▶ Data extracted from a collection

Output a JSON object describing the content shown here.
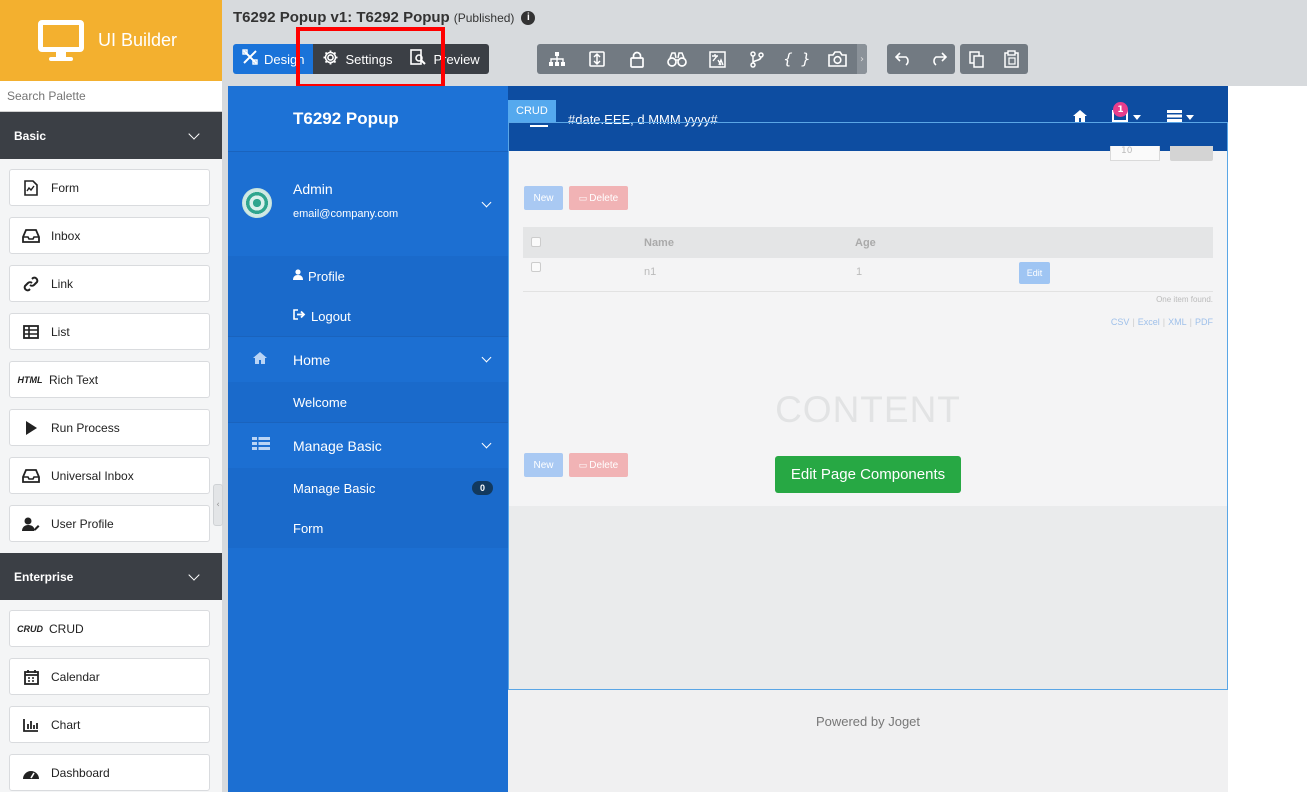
{
  "app": {
    "name": "UI Builder"
  },
  "header": {
    "title": "T6292 Popup v1: T6292 Popup",
    "status": "(Published)",
    "modes": [
      {
        "label": "Design",
        "icon": "design-icon",
        "active": true
      },
      {
        "label": "Settings",
        "icon": "gear-icon",
        "active": false
      },
      {
        "label": "Preview",
        "icon": "preview-icon",
        "active": false
      }
    ],
    "tools": [
      "tree-icon",
      "properties-icon",
      "permission-icon",
      "binoculars-icon",
      "translate-icon",
      "branch-icon",
      "json-icon",
      "screenshot-icon"
    ],
    "history": [
      "undo-icon",
      "redo-icon"
    ],
    "clipboard": [
      "copy-icon",
      "paste-icon"
    ]
  },
  "palette": {
    "search_placeholder": "Search Palette",
    "categories": [
      {
        "name": "Basic",
        "items": [
          {
            "label": "Form",
            "icon": "form-icon"
          },
          {
            "label": "Inbox",
            "icon": "inbox-icon"
          },
          {
            "label": "Link",
            "icon": "link-icon"
          },
          {
            "label": "List",
            "icon": "list-icon"
          },
          {
            "label": "Rich Text",
            "icon": "HTML"
          },
          {
            "label": "Run Process",
            "icon": "play-icon"
          },
          {
            "label": "Universal Inbox",
            "icon": "inbox-icon"
          },
          {
            "label": "User Profile",
            "icon": "user-edit-icon"
          }
        ]
      },
      {
        "name": "Enterprise",
        "items": [
          {
            "label": "CRUD",
            "icon": "CRUD"
          },
          {
            "label": "Calendar",
            "icon": "calendar-icon"
          },
          {
            "label": "Chart",
            "icon": "chart-icon"
          },
          {
            "label": "Dashboard",
            "icon": "dashboard-icon"
          }
        ]
      }
    ]
  },
  "userview": {
    "brand": "T6292 Popup",
    "user": {
      "name": "Admin",
      "email": "email@company.com"
    },
    "user_links": [
      "Profile",
      "Logout"
    ],
    "menus": [
      {
        "label": "Home",
        "icon": "home-icon",
        "children": [
          {
            "label": "Welcome"
          }
        ]
      },
      {
        "label": "Manage Basic",
        "icon": "table-icon",
        "children": [
          {
            "label": "Manage Basic",
            "badge": "0"
          },
          {
            "label": "Form"
          }
        ]
      }
    ],
    "date_text": "#date.EEE, d MMM yyyy#",
    "inbox_count": "1",
    "crud_tag": "CRUD",
    "crud": {
      "page_size": "10",
      "new_label": "New",
      "delete_label": "Delete",
      "columns": [
        "Name",
        "Age"
      ],
      "rows": [
        {
          "name": "n1",
          "age": "1",
          "action": "Edit"
        }
      ],
      "found_text": "One item found.",
      "exports": [
        "CSV",
        "Excel",
        "XML",
        "PDF"
      ]
    },
    "content_watermark": "CONTENT",
    "edit_button": "Edit Page Components",
    "footer": "Powered by Joget"
  }
}
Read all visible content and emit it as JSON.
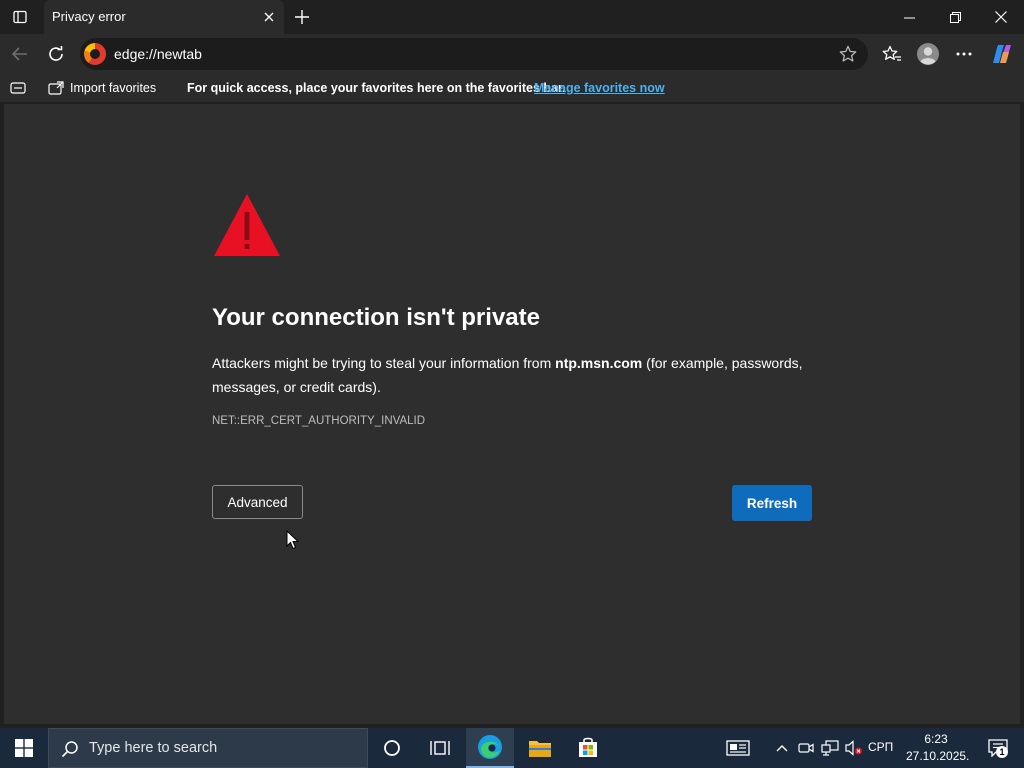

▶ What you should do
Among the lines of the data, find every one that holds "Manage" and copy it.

▶ Output for this task
        "label": "Manage Basic",
            "label": "Manage Basic",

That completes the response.